4 Site Details Approximately 38 acres Main Office Hours 8:00am to 4:30pm Monthly power bill $1,500 to $2,000 per monthW.W Treatment Plant 3 MGDNormal work hours 7:00am to 4:30pmUnmanned at night and on weekendsMonthly power bill $12,000 to $13,000 per month85% of power consumption during work hoursSite is located in the flood plain
5 First Steps Determine if it is financially viable. Determine if the site is viable.Contact Georgia Solar Energy Association.Set up a meeting with a solar company and toured their plant.Meet with engineering firm to get proposals and cost estimates.
6 Initial Findings 300 kW for Eton Water Plant 700 kW for Office and W.W Treatment PlantTotal 1,000 kW or 1 MegawattPrice $3.10 per watt total $3.1million30% Rebate not applicable for municipalities would have to do a lease/purchase with a private firm.Projected savings of $5.0 million after 25 years with 5% power rate increase and with 30% rebate and be cash positive after 2 years.
7 Next StepContacted Jason Bodwell at GEFA about Energy Conservation Loan for Solar.Contacted Patricia Nardone at Georgia Power Energy Services after she did a presentation at a GAWP Executive Lunch.Georgia Power Energy Services Department works with commercial and industrial customers on energy saving projects from changing to more efficient fixtures, installing generators and solar projects.
8 New FindingsIt is determined Eton Water Plant was not feasible due to the constant power use over a 24 hour period and flood plain issues.The Waste Water Plant without the main office was a viable option due to a majority of the power being used during peak solar timesSimilar school projects were being installed for around $2.00 per kilowattIt was possible to partner with a private investor to take advantage of the 30% incentiveUsing actual bills and rate summaries a more conservative savings of around $2.0 million over 25 years using interest rates from similar projects and becoming cash positive after 5 years.
9 Project Delays Flood plain issues Financing evaluations Determining best way to connect to the gridHow to incorporate main office into the plan.Determining actual size of the systemApplying for Georgia Power solar power buy back plan.
10 Moving ForwardDecided not to challenge new 2010 flood plain elevations and install taller racking system.Received approval from GEFA for $3,000,000 at 1.3% and $300,000 in principal forgiveness.RFP for financing with 30% incentive.We would purchase line feeding main office and the waste water plant and sign a maintenance agreement with Georgia Power.Install primary meter at the main office allowing it to be connected to solar power.Determined one mega watt system would be best.Determined long term pay back for using the power generated would be better than selling back.
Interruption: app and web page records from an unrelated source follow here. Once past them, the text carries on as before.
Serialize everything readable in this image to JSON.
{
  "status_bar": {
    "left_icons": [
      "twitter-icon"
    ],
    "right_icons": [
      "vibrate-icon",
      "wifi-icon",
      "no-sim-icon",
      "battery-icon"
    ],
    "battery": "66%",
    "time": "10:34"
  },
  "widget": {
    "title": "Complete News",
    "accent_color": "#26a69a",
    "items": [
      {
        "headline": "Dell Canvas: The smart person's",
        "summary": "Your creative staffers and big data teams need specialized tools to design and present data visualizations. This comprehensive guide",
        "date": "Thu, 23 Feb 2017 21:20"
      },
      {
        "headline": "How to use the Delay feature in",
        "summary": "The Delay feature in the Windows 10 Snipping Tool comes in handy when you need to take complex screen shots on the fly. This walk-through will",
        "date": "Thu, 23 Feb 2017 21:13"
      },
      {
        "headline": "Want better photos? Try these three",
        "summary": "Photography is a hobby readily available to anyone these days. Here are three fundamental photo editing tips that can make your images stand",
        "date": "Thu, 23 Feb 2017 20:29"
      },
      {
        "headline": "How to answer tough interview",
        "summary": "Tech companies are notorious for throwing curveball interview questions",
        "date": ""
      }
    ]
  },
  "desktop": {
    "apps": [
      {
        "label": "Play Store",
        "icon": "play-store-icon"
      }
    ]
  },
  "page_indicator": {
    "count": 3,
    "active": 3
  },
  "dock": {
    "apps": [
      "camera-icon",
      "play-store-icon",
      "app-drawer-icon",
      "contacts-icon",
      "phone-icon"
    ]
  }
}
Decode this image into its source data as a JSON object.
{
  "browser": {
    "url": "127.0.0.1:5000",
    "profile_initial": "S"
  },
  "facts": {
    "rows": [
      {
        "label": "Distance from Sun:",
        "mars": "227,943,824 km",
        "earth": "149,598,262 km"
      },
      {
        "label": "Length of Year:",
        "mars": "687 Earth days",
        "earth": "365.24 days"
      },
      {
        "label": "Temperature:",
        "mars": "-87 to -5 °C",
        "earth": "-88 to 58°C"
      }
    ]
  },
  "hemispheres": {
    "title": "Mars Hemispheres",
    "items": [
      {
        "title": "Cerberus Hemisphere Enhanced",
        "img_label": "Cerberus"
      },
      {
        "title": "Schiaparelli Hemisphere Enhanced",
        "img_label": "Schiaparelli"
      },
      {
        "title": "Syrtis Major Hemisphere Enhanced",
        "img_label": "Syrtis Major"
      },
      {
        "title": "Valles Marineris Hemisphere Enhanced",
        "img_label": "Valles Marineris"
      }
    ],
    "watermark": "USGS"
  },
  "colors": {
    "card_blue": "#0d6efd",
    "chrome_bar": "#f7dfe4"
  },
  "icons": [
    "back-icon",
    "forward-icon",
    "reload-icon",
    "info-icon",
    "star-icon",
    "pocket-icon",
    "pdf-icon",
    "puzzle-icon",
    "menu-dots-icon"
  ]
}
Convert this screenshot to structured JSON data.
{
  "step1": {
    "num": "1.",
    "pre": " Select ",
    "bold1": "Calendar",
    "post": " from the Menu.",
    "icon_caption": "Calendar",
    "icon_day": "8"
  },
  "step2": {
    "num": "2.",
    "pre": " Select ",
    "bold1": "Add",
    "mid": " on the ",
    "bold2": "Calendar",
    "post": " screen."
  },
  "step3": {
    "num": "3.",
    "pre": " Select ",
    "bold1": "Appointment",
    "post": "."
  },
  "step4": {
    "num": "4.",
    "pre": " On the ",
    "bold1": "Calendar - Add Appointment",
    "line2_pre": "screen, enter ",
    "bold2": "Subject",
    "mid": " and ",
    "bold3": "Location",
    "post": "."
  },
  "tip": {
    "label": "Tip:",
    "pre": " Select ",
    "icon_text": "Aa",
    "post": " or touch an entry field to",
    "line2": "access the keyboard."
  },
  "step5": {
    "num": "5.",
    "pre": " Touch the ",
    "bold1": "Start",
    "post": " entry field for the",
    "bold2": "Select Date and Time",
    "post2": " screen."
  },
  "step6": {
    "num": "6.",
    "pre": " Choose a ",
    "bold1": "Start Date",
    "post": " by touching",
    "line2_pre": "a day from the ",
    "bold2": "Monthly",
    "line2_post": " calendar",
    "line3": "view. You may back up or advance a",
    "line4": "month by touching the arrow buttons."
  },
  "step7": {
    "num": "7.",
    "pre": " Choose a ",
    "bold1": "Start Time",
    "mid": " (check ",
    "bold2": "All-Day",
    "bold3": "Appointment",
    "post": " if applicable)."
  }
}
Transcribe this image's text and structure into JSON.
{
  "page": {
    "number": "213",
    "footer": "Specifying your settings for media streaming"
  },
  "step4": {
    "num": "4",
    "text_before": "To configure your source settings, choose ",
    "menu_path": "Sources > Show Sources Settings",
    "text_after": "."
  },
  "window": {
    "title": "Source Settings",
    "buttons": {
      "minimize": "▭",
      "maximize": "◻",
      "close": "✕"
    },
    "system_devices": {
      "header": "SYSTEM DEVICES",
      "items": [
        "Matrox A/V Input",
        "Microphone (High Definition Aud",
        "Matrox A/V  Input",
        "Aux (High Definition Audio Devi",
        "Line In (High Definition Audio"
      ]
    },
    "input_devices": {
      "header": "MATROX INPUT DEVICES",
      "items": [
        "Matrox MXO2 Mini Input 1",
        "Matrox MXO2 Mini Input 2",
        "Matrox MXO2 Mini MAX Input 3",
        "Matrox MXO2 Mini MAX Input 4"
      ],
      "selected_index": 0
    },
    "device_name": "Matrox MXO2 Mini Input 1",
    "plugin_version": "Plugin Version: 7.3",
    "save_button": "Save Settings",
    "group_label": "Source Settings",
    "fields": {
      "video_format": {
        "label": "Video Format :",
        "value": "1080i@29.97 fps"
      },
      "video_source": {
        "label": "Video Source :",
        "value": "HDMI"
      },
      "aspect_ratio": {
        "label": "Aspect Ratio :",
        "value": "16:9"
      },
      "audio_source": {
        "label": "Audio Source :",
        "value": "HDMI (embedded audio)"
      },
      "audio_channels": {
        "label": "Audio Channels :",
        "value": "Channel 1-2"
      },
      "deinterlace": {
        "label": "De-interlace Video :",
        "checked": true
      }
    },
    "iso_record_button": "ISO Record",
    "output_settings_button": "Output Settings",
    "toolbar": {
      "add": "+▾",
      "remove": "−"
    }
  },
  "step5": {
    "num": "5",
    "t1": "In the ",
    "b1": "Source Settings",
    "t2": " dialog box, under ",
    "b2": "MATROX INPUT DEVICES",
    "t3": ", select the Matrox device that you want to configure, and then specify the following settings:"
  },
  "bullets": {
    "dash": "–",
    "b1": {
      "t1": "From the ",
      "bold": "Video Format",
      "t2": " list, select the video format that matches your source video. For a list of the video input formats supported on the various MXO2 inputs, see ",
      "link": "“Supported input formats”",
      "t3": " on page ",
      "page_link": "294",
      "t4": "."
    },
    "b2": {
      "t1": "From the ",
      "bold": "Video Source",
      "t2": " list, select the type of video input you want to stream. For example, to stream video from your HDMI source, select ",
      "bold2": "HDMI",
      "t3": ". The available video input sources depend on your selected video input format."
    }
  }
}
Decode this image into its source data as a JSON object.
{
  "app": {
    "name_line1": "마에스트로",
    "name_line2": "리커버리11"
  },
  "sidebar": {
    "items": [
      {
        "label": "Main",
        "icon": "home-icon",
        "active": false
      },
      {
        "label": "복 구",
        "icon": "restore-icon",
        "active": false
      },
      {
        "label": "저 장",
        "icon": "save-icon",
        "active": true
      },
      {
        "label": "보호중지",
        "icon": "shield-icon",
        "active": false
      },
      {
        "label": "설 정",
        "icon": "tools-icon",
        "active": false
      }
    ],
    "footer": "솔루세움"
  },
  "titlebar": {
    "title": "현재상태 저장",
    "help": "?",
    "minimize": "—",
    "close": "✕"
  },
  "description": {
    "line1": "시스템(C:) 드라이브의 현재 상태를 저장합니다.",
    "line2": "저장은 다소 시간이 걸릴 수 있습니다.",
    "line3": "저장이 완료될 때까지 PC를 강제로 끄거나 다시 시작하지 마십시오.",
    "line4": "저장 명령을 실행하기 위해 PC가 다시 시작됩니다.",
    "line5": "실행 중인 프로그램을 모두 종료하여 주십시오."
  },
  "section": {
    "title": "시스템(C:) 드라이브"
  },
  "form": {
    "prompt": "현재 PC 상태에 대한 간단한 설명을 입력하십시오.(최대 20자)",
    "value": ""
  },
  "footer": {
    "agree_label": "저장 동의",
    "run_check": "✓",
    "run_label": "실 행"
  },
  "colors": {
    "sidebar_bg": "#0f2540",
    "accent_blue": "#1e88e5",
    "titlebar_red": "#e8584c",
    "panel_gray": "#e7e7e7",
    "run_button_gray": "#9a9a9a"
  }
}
11 Financing RFP for financing rates ranged from 2.89% to 3.92%. Project was considered to small by the lenders to consider 30% incentive for a lease purchase.GEFA 1.03% interest rate with $300,000 in principal forgiveness.
12 Final NumbersRFP for installation had five bidders low bid was 1.85 million Inman Solar.Engineering cost and purchasing line from Georgia Power approximately $300,000.Anticipated total cost of 2.2 million or $2.20 per watt, with $300,000 forgiveness borrow 1.9 million, payments would be approximately $8,800 per month.$5,000 annually for Georgia Power to maintain the system.Cash positive first year.Approximately 4.0 million savings over 25 years based on 5% annual power rate increase ( averaged over 8% annually for last 5 years) does not include buy back for any excess power generated and put back on the grid.
13 Lessons LearnedUse a consultant that has experience with solar projects.Make sure solar is a good option for your facility.Understand your power rates and times of usage.Be very specific in your RFP when choosing a contractor.Hold a Pre-Bid Meeting to ensure all contractors understand the requirements.
14 Contact InformationStephen Smith- Chatsworth Water WorksPatricia Nardone- Georgia Power Energy ServicesJason Bodwell- GEFA